Turns out that the Pacific Northwest is a bubbling cauldron of activity in the folk music world. Leading this vibrant community of square dancers and bluegrass fanatics, The Water Tower Bucket Boys have a unique vision of traditional music in a brand-new century. They know the roots of the music inside and out and have stayed up through many an all-night picking party. But don't forget that they've been raised on raging punk music just as much as Tommy Jarrell, and half the band have received jazz degrees in university. Put that together with the wanderlust of youth that has carried them throughout Europe and across the US, and you get their wildly eclectic vision of folk music for the 21st century; dominated as much by psychedelic music and punk rock as old 78 recordings and toothless fiddle masters. The Water Tower Bucket Boys bring a no-holds-barred approach to the music in their attempt to share the joy and exuberance of American folk traditions with a new generation.

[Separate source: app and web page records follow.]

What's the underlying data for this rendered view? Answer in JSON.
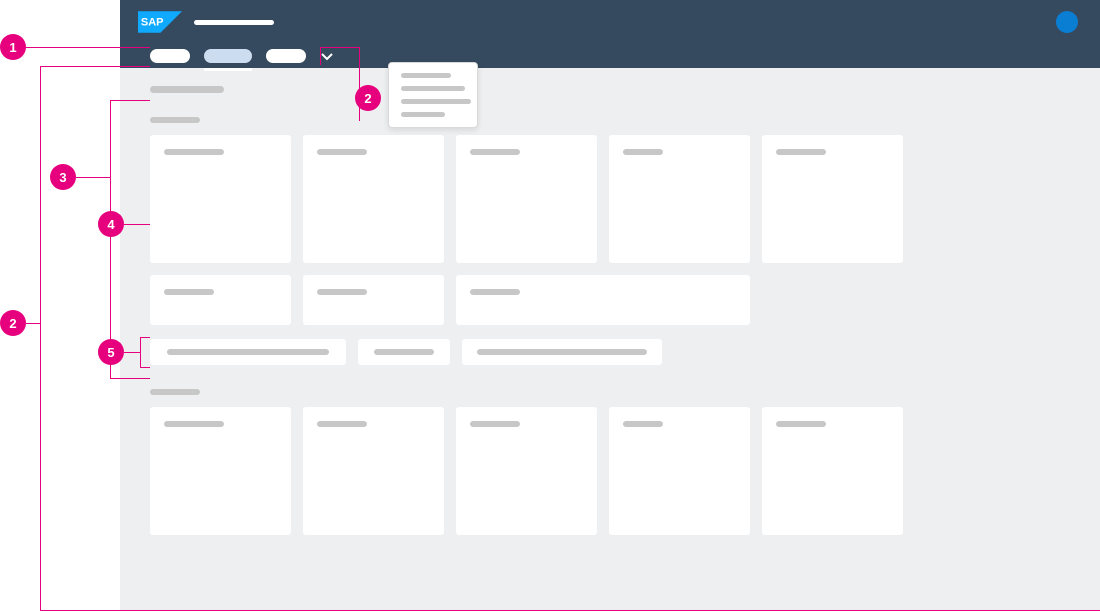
{
  "annotations": {
    "left": [
      {
        "id": "1",
        "label": "1"
      },
      {
        "id": "2",
        "label": "2"
      },
      {
        "id": "3",
        "label": "3"
      },
      {
        "id": "4",
        "label": "4"
      },
      {
        "id": "5",
        "label": "5"
      }
    ],
    "right": [
      {
        "id": "r2",
        "label": "2"
      }
    ]
  },
  "shell": {
    "logo": "SAP",
    "app_title": "",
    "user": ""
  },
  "nav": {
    "tabs": [
      {
        "label": "",
        "state": "inactive"
      },
      {
        "label": "",
        "state": "active"
      },
      {
        "label": "",
        "state": "inactive"
      }
    ],
    "more_icon": "chevron-down"
  },
  "dropdown": {
    "items": [
      "",
      "",
      "",
      ""
    ]
  },
  "page": {
    "title": "",
    "sections": [
      {
        "title": "",
        "tile_rows": [
          {
            "tiles": [
              {
                "label": "",
                "size": "large"
              },
              {
                "label": "",
                "size": "large"
              },
              {
                "label": "",
                "size": "large"
              },
              {
                "label": "",
                "size": "large"
              },
              {
                "label": "",
                "size": "large"
              }
            ]
          },
          {
            "tiles": [
              {
                "label": "",
                "size": "small"
              },
              {
                "label": "",
                "size": "small"
              },
              {
                "label": "",
                "size": "wide"
              }
            ]
          }
        ],
        "links": [
          {
            "label": ""
          },
          {
            "label": ""
          },
          {
            "label": ""
          }
        ]
      },
      {
        "title": "",
        "tile_rows": [
          {
            "tiles": [
              {
                "label": "",
                "size": "large"
              },
              {
                "label": "",
                "size": "large"
              },
              {
                "label": "",
                "size": "large"
              },
              {
                "label": "",
                "size": "large"
              },
              {
                "label": "",
                "size": "large"
              }
            ]
          }
        ]
      }
    ]
  },
  "colors": {
    "shell_bg": "#354a5f",
    "page_bg": "#edeff0",
    "tile_bg": "#ffffff",
    "placeholder": "#c7c7c7",
    "accent": "#0a7ed3",
    "annotation": "#e6007e",
    "active_tab": "#cdddf0"
  }
}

Misisipi Mike's Southern Comforts The Southern Comforts are Misisipi Mike Wolf's latest music project, a small acoustic country outfit that combines his wistful songwriting with the beautiful vocals of Margaret Belton (The Patsychords) and fiddle/violin from some of the Bay Area's best bluegrass talents.
Fret Not plays boot-stomping old-time roots gospel. Lead by Lori Arthur's fiery singing, with songs from the traditions of America's black and white rural churches, it's as if the Whitstein Brothers and Sister Rosetta Tharpe held a barn dance together. In fact, Lori's grandparents did just that on their New Mexico ranch during the Great Depression, with Eugenia, her grandmother, on rhythm guitar just like Lori is now, and her great-uncle, grandfather, and great grandfather on banjo and twin fiddles. Most everyone else in Fret Not also leads or at least plays lead in church worship bands, or fronts their own gospel bands of two-timing pickers, or teaches true and right music to kids. So it's in their blood. It's also in their calling. Fret Not brings the old-time gospel to the dispirited and disheart-ened of modern life, with most appearances in prisons, recovery missions, funerals, and at benefits. There is something in the old songs — borne out of the suffering of slavery and company towns, failing farms, and untimely death — that prepares the heart to hear in the Word the only Uplifting Gospel there is.